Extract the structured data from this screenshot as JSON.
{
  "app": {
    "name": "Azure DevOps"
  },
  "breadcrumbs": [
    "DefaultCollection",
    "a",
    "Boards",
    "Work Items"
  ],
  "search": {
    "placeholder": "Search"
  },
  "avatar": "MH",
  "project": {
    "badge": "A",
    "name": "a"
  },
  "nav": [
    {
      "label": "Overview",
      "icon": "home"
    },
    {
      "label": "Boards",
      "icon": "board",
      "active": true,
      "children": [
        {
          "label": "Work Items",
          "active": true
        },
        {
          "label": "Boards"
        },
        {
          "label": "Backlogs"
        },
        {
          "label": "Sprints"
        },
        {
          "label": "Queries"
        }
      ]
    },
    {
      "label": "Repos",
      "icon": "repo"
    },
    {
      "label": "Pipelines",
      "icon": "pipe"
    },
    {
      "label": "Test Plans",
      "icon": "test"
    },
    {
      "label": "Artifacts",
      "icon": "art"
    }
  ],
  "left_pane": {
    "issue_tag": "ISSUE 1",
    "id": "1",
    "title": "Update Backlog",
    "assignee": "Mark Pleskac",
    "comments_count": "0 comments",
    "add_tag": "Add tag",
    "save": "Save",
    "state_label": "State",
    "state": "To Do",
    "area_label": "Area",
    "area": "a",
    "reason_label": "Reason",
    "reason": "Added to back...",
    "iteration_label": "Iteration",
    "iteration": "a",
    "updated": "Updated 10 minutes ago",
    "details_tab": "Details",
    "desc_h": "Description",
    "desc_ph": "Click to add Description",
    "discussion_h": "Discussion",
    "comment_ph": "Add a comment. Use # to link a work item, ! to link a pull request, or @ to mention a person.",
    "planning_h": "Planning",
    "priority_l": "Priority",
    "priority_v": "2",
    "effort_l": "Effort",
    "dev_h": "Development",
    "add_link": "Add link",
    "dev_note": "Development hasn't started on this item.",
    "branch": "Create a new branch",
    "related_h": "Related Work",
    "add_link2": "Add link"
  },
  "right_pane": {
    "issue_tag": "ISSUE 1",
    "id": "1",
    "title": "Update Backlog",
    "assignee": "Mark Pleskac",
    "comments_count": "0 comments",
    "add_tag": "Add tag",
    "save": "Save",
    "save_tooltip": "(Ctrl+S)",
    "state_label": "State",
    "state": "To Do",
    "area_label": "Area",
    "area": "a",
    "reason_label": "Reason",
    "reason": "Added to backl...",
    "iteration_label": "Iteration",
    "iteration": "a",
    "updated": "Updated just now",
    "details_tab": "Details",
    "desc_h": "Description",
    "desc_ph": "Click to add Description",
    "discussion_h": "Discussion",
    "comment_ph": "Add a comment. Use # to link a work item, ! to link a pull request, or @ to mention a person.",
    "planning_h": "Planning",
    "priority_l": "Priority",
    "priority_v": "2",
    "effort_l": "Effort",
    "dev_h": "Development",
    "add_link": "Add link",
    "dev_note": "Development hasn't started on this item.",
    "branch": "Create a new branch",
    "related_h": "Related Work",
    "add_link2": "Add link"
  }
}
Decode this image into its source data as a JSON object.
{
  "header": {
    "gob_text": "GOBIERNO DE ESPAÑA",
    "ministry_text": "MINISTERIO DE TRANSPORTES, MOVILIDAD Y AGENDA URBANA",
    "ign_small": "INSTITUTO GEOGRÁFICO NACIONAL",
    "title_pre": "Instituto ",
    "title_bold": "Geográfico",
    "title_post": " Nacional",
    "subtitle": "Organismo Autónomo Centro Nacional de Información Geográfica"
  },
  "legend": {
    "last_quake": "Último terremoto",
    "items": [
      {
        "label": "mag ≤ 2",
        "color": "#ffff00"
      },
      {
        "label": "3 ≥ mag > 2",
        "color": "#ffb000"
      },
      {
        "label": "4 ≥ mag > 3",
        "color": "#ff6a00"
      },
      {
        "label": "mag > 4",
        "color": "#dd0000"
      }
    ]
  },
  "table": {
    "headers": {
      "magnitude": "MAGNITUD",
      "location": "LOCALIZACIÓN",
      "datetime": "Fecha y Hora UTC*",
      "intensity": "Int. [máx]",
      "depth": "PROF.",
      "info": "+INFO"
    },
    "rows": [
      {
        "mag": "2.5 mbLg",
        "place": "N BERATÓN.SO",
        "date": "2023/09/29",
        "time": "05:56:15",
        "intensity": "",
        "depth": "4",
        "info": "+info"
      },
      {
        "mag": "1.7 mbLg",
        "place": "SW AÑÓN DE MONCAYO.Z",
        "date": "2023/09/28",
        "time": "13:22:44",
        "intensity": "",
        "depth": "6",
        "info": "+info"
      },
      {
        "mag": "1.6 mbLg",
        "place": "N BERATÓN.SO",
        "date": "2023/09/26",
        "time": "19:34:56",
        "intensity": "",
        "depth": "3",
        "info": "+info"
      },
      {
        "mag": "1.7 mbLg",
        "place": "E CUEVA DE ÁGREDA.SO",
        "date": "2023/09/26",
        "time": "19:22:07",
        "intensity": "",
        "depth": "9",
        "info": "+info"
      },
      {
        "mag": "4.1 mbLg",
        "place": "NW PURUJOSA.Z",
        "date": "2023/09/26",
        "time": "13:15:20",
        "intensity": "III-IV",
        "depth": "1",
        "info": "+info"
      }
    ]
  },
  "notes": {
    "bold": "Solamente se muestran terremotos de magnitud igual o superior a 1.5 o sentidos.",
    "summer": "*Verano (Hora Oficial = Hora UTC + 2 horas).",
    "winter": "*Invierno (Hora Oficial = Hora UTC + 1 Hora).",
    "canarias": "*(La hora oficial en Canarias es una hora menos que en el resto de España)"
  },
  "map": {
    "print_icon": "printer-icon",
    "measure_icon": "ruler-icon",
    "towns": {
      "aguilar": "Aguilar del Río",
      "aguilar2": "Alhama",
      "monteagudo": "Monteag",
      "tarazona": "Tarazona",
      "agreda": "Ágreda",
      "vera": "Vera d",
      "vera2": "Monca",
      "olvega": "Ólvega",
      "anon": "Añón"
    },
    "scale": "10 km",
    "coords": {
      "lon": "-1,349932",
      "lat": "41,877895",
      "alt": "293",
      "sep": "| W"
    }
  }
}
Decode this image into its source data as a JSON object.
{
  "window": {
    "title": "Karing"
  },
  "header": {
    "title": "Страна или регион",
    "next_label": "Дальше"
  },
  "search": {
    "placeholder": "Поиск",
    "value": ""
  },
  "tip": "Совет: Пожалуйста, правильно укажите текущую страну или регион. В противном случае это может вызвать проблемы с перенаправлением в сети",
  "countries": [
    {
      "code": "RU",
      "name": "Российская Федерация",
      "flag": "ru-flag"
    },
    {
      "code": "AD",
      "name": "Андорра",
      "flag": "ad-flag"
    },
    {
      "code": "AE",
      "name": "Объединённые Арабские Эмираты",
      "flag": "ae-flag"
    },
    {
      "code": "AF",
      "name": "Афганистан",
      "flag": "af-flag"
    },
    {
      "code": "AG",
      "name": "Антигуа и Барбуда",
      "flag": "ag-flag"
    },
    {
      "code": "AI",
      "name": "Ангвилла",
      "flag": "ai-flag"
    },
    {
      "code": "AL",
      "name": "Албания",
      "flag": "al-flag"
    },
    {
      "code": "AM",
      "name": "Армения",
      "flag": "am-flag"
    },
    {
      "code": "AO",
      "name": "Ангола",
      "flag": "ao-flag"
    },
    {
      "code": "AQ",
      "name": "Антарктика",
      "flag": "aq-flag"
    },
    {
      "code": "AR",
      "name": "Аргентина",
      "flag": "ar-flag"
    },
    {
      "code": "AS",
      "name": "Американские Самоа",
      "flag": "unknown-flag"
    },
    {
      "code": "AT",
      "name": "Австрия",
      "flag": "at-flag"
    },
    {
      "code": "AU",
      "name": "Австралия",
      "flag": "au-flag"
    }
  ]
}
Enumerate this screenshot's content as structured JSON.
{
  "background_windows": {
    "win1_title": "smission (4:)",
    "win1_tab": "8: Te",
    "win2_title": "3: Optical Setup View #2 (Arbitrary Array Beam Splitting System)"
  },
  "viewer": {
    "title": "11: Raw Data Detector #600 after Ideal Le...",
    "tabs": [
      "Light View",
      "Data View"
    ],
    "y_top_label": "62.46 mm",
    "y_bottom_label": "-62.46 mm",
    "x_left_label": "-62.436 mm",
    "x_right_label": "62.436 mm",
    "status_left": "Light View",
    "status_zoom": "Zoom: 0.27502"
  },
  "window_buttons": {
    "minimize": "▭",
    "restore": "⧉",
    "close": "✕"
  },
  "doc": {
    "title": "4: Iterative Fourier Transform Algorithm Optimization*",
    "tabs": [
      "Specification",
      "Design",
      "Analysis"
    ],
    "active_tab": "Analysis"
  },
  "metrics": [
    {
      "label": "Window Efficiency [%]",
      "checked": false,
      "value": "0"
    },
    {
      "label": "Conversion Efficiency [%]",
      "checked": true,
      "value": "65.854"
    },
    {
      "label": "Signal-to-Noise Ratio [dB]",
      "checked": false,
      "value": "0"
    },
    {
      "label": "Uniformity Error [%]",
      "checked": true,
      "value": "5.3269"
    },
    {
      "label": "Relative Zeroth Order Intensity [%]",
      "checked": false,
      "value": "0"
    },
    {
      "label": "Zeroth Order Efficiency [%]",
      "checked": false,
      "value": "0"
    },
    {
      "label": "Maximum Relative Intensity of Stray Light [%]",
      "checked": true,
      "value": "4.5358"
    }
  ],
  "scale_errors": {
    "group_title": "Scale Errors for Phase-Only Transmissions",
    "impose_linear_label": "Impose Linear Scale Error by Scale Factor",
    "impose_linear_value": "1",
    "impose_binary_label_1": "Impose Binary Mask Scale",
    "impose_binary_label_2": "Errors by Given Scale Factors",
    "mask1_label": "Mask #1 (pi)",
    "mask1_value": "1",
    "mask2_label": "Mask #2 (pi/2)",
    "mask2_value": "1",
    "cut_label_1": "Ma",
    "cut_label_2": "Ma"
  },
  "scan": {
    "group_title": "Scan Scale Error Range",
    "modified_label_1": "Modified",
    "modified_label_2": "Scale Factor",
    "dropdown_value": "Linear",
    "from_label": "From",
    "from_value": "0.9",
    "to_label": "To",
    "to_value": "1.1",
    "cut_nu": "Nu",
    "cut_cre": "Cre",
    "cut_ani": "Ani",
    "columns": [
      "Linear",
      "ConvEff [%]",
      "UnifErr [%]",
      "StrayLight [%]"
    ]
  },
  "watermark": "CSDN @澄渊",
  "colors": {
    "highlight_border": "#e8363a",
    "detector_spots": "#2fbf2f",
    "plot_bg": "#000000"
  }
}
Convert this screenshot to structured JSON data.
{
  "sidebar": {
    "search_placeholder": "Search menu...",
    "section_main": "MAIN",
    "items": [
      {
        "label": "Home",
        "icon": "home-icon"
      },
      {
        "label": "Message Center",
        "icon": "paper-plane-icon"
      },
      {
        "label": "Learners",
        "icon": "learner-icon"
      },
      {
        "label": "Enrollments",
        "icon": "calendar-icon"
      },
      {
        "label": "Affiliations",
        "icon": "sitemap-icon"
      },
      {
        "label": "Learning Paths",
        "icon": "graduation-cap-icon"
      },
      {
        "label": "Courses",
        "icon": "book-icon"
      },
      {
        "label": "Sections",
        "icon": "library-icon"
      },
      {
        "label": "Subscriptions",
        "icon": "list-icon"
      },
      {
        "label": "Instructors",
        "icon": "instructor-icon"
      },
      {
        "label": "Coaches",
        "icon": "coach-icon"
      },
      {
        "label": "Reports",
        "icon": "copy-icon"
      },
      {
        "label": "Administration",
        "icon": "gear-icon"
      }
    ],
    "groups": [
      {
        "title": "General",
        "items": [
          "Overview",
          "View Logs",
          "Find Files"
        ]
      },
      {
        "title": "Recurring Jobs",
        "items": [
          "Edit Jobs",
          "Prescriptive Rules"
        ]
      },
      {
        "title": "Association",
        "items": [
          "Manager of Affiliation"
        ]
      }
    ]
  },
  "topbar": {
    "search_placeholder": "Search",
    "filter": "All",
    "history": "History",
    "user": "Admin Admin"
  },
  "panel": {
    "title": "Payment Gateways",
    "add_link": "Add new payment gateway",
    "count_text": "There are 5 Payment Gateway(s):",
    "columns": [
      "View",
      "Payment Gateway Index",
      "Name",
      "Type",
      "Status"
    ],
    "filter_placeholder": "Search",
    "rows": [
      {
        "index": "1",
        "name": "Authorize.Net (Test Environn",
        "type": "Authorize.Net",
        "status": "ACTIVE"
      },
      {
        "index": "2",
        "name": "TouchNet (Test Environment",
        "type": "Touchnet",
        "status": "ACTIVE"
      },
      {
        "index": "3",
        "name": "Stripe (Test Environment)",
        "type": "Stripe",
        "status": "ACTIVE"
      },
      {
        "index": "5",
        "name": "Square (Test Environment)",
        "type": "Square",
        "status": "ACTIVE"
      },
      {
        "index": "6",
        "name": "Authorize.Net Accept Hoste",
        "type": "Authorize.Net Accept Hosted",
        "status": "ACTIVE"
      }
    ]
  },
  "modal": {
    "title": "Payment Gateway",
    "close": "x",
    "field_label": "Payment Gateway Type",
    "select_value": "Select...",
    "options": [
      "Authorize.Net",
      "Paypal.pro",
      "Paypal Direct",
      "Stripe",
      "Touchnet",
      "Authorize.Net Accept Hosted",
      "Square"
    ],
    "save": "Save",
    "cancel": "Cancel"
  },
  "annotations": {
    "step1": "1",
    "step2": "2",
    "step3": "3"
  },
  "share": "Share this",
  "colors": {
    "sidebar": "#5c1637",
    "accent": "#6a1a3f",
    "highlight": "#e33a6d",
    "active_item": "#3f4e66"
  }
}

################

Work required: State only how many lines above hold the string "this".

Exercise output: 8